**Work order:**
Count the lines below that contain the word "title", and reply with only that number.

**Exercise data:**
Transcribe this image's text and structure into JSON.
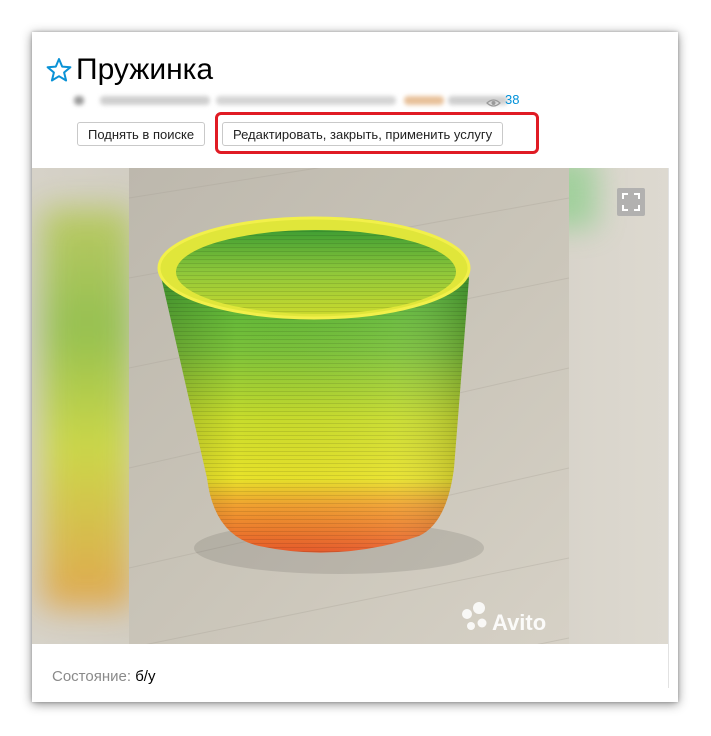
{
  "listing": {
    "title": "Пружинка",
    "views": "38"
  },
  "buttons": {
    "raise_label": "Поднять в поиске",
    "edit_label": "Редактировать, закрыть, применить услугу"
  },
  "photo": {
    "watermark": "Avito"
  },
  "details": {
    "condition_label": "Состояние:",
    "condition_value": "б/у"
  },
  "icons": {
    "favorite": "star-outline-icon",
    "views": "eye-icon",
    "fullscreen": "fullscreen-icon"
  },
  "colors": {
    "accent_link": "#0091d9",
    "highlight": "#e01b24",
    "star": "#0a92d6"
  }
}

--

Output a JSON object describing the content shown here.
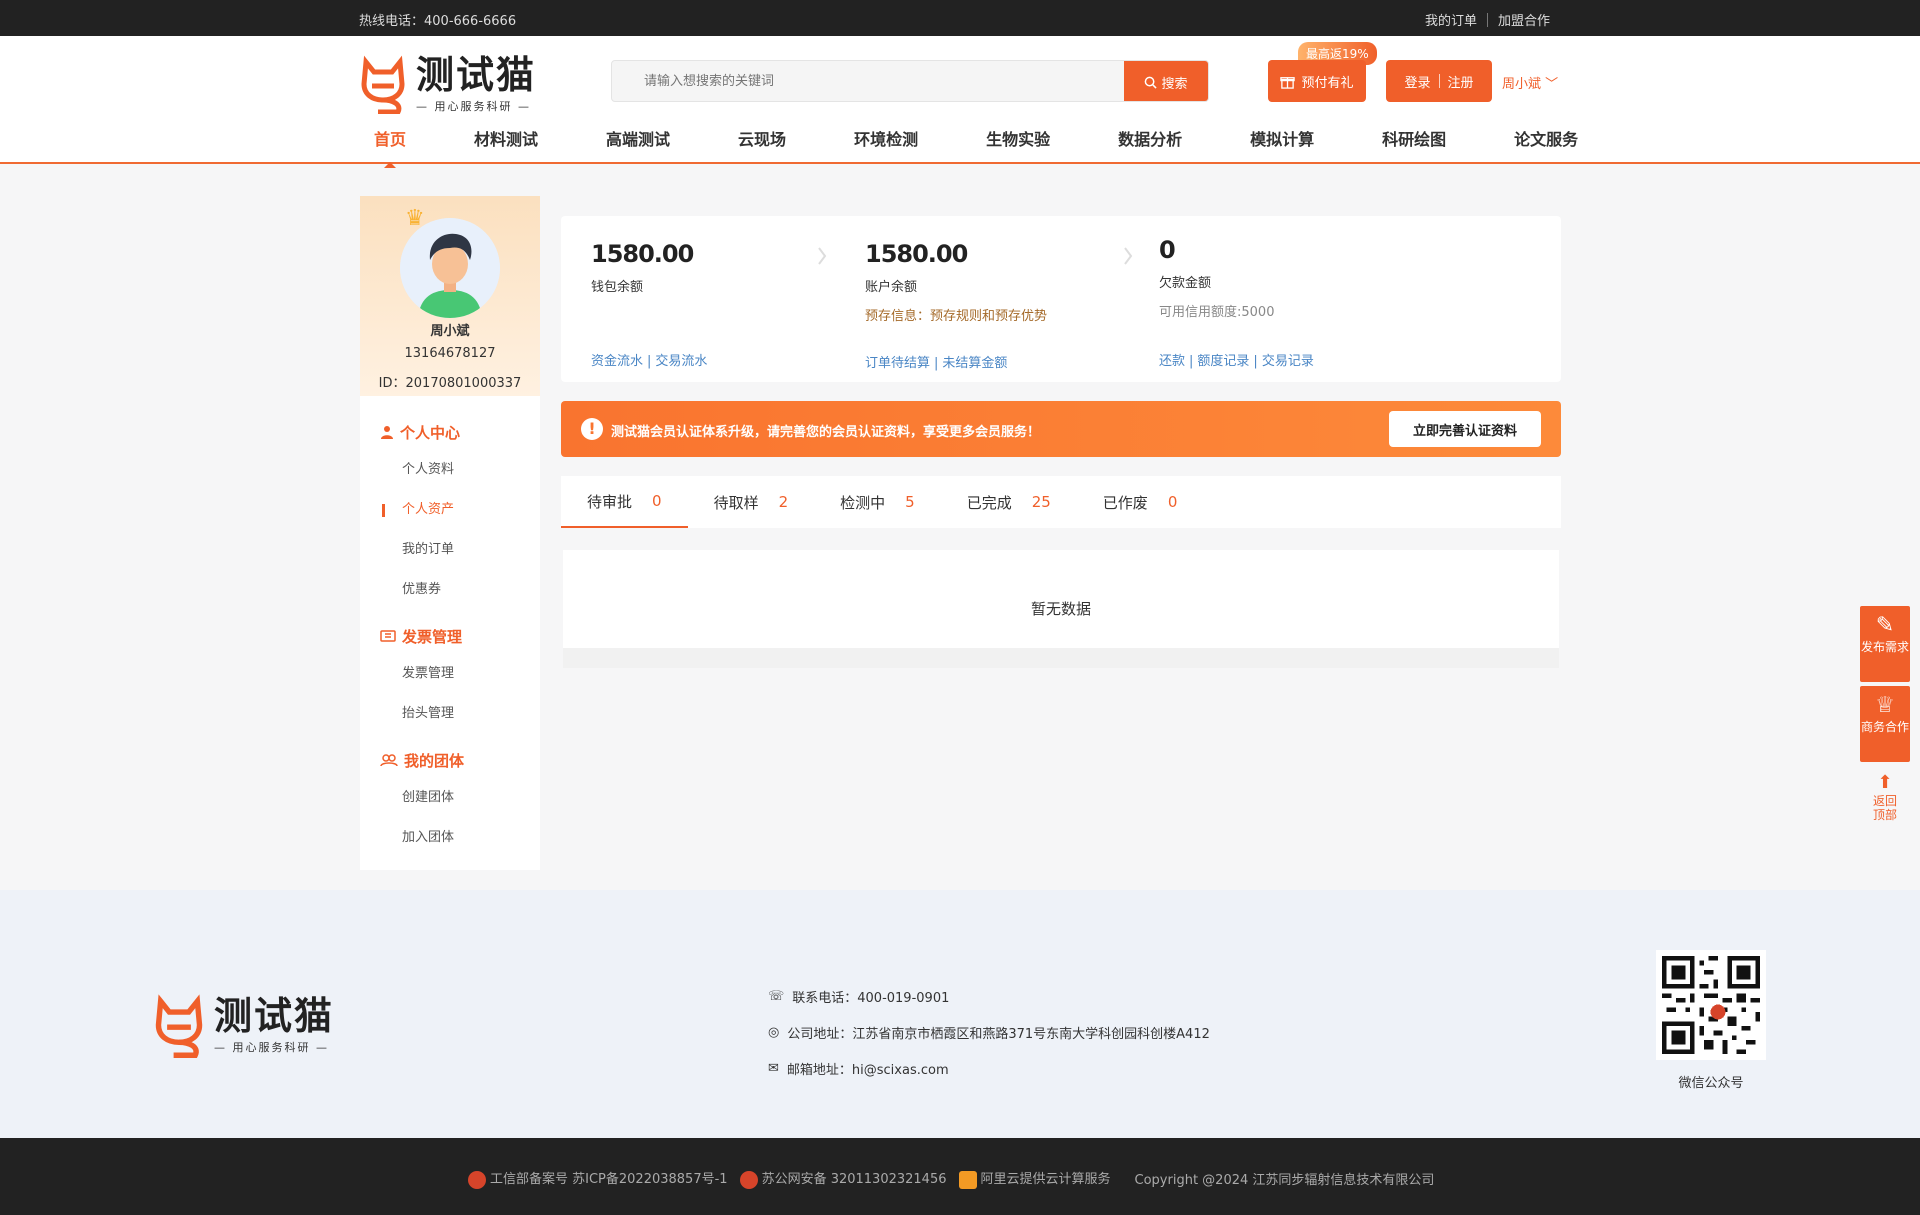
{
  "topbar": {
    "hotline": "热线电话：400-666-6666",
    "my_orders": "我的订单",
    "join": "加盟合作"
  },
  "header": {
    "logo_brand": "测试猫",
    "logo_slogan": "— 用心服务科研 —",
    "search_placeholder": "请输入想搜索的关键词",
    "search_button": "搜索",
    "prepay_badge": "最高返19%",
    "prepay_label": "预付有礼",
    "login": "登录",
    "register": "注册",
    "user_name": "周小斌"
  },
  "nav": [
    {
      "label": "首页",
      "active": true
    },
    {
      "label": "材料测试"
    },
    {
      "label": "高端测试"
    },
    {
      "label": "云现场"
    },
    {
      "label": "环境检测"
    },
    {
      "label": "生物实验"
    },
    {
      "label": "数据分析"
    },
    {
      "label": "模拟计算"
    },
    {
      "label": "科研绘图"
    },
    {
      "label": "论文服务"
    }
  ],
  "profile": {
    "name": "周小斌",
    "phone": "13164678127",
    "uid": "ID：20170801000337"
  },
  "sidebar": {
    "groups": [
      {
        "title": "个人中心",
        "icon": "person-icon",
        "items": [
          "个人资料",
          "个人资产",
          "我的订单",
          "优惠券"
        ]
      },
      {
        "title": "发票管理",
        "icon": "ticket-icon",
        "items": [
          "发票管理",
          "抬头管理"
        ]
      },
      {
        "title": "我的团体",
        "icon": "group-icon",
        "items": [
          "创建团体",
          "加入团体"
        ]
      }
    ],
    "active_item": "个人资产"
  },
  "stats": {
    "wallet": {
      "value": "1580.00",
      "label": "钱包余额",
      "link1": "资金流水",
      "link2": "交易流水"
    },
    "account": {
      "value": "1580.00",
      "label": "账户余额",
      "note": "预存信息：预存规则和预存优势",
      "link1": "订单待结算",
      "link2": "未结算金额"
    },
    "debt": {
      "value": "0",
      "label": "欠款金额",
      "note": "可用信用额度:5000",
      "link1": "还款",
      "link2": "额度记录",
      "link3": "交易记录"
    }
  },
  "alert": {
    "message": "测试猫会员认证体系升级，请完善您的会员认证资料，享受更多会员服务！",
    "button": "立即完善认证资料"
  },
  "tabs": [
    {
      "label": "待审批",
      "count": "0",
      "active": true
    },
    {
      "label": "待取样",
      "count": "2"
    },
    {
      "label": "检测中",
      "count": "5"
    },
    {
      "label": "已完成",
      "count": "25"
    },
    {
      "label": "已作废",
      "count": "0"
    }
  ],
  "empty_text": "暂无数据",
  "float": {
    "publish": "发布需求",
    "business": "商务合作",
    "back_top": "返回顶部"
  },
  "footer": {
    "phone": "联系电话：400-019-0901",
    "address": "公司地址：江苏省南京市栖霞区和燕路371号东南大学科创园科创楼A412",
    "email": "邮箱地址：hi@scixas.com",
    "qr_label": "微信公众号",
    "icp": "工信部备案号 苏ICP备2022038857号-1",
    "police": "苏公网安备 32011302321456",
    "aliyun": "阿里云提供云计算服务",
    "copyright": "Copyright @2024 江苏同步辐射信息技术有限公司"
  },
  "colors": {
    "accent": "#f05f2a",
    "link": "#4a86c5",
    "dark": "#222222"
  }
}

**Output below:**
4